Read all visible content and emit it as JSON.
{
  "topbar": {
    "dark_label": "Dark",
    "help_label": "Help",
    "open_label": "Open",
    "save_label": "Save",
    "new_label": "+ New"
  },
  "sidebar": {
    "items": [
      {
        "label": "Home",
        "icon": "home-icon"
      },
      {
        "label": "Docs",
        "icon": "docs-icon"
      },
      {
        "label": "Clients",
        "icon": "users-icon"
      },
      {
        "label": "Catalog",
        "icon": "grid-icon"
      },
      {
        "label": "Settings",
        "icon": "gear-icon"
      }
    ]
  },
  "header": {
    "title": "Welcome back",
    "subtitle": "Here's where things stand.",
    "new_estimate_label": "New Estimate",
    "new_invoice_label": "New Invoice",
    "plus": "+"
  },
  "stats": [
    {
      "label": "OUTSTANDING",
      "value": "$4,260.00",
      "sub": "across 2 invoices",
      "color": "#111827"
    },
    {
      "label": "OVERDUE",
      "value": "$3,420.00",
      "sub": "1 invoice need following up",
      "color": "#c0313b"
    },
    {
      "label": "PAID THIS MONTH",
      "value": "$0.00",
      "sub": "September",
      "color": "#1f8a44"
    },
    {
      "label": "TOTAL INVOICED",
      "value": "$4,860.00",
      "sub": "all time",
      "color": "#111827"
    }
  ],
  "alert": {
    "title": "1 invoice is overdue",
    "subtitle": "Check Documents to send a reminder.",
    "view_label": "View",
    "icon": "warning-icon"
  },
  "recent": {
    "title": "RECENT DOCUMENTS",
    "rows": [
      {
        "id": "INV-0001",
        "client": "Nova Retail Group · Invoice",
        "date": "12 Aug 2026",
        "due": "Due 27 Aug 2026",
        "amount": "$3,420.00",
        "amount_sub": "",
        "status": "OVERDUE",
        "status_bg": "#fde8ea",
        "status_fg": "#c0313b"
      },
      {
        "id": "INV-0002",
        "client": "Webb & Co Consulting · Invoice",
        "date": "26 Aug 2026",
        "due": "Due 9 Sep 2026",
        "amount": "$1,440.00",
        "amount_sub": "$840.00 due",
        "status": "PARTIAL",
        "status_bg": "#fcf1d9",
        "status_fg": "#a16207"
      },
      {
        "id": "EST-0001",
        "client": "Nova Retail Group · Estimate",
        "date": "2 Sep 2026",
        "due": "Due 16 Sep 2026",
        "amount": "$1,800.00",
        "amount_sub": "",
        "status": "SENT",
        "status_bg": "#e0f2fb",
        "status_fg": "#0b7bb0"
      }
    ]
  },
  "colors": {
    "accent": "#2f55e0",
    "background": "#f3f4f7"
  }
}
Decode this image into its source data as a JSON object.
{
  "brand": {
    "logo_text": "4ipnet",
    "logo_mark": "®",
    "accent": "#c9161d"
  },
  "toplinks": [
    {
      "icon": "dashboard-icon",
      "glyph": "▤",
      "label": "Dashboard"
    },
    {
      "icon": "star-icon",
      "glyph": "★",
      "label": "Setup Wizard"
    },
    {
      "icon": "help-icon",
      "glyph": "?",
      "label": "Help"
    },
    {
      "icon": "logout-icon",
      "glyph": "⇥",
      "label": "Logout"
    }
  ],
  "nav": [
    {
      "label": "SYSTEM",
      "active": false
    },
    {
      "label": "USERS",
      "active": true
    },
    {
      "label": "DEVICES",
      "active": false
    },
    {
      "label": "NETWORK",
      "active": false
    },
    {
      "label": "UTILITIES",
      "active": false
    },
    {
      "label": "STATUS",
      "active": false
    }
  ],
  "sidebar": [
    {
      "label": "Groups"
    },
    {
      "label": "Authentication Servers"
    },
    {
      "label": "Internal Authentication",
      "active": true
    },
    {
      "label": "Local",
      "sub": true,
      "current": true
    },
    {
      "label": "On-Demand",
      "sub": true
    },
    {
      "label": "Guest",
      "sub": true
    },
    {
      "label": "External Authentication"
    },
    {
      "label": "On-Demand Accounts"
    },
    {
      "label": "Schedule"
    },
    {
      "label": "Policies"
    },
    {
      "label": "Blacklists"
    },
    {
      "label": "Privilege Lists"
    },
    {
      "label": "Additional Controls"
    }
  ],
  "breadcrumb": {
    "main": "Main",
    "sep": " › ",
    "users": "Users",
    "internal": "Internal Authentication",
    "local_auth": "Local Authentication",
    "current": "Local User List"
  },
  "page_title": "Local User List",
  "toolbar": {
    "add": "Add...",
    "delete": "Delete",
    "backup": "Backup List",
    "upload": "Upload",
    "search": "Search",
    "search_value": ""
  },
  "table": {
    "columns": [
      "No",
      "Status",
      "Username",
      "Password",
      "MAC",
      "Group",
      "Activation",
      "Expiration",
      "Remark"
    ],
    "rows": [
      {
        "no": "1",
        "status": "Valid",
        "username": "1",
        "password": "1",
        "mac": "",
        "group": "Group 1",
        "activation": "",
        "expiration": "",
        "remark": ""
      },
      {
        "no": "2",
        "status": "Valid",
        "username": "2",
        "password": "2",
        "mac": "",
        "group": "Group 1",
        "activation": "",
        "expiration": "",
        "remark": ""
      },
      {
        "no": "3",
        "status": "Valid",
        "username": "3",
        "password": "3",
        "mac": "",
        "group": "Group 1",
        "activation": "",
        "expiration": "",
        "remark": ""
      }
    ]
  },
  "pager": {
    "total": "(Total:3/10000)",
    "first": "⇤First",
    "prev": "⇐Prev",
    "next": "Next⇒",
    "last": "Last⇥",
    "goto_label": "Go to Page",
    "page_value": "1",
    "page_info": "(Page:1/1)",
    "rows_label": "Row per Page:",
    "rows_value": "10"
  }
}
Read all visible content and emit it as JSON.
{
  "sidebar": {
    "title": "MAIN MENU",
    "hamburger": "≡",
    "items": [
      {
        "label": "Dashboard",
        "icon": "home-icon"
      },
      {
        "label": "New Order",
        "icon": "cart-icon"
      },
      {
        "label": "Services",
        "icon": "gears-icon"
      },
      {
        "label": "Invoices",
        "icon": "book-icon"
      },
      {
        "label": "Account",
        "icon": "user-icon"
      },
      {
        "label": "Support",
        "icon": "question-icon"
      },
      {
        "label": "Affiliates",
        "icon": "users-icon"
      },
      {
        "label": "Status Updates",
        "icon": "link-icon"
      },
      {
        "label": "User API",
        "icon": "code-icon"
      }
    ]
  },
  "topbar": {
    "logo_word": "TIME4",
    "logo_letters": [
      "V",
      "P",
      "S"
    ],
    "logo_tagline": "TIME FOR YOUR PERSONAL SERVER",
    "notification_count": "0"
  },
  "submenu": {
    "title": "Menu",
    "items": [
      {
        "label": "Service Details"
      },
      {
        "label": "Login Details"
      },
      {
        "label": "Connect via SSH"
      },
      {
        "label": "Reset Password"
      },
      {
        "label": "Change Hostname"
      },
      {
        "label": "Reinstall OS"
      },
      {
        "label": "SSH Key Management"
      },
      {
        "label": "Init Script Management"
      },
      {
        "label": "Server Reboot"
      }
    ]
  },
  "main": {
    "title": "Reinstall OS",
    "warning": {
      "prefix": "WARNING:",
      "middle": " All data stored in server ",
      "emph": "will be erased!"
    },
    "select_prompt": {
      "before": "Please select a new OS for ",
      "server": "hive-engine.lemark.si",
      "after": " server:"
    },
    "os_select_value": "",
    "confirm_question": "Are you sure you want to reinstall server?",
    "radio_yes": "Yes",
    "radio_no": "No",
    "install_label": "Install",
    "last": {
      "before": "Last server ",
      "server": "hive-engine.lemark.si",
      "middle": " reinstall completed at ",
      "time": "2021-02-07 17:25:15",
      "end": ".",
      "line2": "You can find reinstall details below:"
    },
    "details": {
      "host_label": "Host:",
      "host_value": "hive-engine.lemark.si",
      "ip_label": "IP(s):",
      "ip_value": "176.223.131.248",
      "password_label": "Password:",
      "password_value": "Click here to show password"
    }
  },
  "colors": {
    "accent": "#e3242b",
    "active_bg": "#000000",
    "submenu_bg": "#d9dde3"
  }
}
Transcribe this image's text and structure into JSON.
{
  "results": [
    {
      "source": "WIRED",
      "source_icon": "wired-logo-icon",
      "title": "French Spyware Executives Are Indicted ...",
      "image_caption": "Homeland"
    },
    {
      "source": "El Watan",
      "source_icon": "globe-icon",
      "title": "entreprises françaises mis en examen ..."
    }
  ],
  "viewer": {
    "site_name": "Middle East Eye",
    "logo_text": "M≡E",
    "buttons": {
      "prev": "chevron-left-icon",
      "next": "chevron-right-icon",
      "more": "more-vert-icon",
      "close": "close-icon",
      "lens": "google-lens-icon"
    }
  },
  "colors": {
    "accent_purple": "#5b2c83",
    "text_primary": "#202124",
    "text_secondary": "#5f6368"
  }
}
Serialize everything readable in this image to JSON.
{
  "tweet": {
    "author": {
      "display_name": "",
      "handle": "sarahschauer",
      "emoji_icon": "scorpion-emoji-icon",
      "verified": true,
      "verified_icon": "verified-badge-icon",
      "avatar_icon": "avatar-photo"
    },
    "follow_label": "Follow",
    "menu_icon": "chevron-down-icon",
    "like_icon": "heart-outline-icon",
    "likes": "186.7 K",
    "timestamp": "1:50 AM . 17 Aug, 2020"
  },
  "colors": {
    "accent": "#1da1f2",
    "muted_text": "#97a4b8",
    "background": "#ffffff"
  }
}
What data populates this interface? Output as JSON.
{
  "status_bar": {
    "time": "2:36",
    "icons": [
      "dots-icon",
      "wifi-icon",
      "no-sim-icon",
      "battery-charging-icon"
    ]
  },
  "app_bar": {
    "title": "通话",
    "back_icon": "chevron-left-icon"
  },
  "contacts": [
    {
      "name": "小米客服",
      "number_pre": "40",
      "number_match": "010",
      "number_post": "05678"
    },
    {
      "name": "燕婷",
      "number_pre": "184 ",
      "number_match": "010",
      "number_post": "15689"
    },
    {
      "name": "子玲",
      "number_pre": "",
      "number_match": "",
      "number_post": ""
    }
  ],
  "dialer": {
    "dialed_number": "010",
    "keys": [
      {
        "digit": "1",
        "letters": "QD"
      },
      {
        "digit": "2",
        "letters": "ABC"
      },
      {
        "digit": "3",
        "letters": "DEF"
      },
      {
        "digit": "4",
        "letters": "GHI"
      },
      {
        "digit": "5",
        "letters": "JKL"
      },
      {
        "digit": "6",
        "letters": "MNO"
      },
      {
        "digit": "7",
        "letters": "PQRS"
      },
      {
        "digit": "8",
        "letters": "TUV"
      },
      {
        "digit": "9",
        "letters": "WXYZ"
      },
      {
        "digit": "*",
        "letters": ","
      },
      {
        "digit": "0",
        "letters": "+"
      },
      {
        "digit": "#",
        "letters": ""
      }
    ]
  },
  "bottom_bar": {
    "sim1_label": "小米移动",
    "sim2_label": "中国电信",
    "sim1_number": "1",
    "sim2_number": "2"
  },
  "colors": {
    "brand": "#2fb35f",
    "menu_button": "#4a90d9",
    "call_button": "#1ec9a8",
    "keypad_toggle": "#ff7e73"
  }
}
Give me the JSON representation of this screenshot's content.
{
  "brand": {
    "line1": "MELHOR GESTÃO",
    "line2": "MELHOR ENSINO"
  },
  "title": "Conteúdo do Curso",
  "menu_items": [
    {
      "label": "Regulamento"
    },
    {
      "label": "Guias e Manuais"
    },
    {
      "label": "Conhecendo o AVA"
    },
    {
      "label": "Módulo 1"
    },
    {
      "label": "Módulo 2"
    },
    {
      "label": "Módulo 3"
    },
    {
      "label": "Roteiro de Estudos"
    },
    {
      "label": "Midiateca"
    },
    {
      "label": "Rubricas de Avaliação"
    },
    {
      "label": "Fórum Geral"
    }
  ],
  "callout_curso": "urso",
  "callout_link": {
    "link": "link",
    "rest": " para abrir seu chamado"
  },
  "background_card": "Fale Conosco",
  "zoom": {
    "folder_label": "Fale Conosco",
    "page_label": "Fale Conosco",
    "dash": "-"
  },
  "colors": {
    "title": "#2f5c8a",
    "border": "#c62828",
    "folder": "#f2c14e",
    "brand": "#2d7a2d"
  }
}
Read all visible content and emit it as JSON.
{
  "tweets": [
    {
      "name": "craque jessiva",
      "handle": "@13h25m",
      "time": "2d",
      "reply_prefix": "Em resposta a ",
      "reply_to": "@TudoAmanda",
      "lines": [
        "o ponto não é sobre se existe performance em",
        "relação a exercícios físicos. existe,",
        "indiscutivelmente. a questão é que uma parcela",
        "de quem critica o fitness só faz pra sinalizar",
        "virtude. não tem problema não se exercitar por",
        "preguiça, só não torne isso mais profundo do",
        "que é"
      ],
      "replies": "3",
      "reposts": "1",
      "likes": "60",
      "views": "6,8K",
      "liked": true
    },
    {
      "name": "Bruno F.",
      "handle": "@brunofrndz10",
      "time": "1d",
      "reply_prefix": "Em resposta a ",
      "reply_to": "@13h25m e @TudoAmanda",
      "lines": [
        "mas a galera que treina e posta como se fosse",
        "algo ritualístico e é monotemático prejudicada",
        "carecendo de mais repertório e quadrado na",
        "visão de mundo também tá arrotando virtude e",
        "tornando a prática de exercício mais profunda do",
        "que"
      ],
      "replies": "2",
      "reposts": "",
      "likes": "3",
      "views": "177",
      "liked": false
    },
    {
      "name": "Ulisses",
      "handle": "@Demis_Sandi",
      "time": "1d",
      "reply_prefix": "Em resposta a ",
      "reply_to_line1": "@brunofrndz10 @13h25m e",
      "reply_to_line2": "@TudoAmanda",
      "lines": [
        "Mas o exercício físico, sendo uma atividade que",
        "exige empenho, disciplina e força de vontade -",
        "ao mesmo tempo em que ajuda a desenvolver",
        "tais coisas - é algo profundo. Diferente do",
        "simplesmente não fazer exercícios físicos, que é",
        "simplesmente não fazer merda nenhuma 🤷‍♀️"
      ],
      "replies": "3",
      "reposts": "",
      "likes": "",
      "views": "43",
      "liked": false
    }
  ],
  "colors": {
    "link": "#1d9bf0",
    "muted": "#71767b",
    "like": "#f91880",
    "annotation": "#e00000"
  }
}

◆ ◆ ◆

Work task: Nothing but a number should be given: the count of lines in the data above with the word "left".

Result for this exercise: 2